Monash Women’s Maternity Services provide care for nearly 10,000 mothers and babies each year. We have well-established close collaboration with multiple research institutions and a proud history of bringing research to the beside due to co-location and strong academic links, with Monash Women’s clinicians encouraged to attain parallel research commitment. This means there are many opportunities to use research findings to make sure we give the best care possible and update care with new developments regularly.
We also generate some of our best research into issues that matter the most to mothers and their babies where the bulk of complications occur, and the women and babies we care for benefit from these developments in extreme prematurity, pre-eclampsia, fetal growth restriction (small babies) and preterm rupture of membranes (breaking of the waters).
There are several research centres co-located and closely affiliated with Monash Women’s Maternity Services, including the Ritchie Centre, the Hudson Institute, Monash University, Monash Centre for Health Research & Implementation (MCHRI) and other academic institutions.
We’re proud to lead the way in research that delivers breakthroughs in women’s health, maternity and obstetric services across our hospital sites and the community.
Watch the below video and hear from our talented team working for the benefit of women, their families, and the community.
Monash Women’s and Jessie McPherson Private Hospital, work in partnership with The Ritchie Centre, Hudson Institute and Monash University. Herein, there is an established perinatal research program where clinicians and scientists work together in the study of healthy and complicated pregnancies, fetal growth and development, as well as the ongoing health of the newborn. Their aim is to further the understanding of pregnancy, the different conditions that can affect pregnant women and babies and to ultimately develop better treatments and diagnostic tools.
Currently, we are undertaking a wide range of research projects across all three Monash Health maternity sites: Monash Medical Centre, Dandenong Hospital and Casey Hospital. Some examples of these include: developing novel treatments for pre-eclampsia and fetal growth restriction, pioneering therapies for perinatal cerebral protection and reducing brain injury as a consequence of premature birth, the use of placental stem cells, the prevention of postpartum haemorrhage at the time of vaginal and caesarean section birth, and the effect of maternal diabetes on fetal kidney development. Many other projects are active within the unit.
All of our research projects are approved by Monash Health, Human Research Ethics Committee (HREC), before we can recruit any mother or baby and all meet rigorous safety criteria and have pre-defined audits of safety and outcomes. Participation is a trial is always voluntary and you and your baby may be offered a suitable trial and access to monitoring and medications as part of your participation. You may choose to withdraw from a trial at any time.
If you would like to find out more about our perinatal research at Monash Women’s, or you would like to ask if you may be eligible take part in one of our many research projects, as either a healthy volunteer or a participant with a specific condition, please contact your midwife, obstetric doctor or speak with your family doctor.

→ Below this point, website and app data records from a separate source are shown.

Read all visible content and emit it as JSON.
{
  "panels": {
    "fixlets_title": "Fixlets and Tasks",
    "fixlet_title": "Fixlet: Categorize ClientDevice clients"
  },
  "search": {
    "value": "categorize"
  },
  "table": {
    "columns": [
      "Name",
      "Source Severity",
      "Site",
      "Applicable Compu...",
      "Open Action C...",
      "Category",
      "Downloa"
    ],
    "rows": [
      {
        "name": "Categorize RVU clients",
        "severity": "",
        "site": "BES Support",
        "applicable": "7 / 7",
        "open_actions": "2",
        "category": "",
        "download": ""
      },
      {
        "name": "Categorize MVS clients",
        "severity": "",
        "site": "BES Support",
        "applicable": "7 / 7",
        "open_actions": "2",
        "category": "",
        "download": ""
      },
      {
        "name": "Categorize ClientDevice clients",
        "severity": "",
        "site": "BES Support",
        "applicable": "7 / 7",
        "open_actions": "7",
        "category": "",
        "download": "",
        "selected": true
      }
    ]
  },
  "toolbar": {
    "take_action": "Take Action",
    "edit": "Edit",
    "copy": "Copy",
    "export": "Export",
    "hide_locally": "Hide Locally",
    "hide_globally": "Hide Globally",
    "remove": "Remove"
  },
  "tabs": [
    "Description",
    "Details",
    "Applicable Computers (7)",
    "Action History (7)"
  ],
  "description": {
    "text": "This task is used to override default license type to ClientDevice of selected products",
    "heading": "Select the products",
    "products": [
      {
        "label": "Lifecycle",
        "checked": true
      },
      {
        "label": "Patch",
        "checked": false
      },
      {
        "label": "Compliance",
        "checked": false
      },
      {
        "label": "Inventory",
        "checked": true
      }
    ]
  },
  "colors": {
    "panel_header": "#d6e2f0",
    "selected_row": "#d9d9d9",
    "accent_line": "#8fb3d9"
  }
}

Monash Health is proud to support GenV, a new research project led from the Murdoch Children’s Research Institute that aims to help improve long-term health and wellbeing for children and parents.
GenV is a sophisticated research project with a simple goal: a better approach to child and adult health and wellbeing in Victoria. GenV will launch at Monash Health from mid-2021 and over two years, every family having a baby at a Monash Health hospital – and at birthing hospitals across the state – will be offered the chance to participate, no matter their background or location.
GenV is one of the world’s largest birth and parent cohort studies and aims to reduce the burden of problems including allergies, obesity and mental illness.
For more information: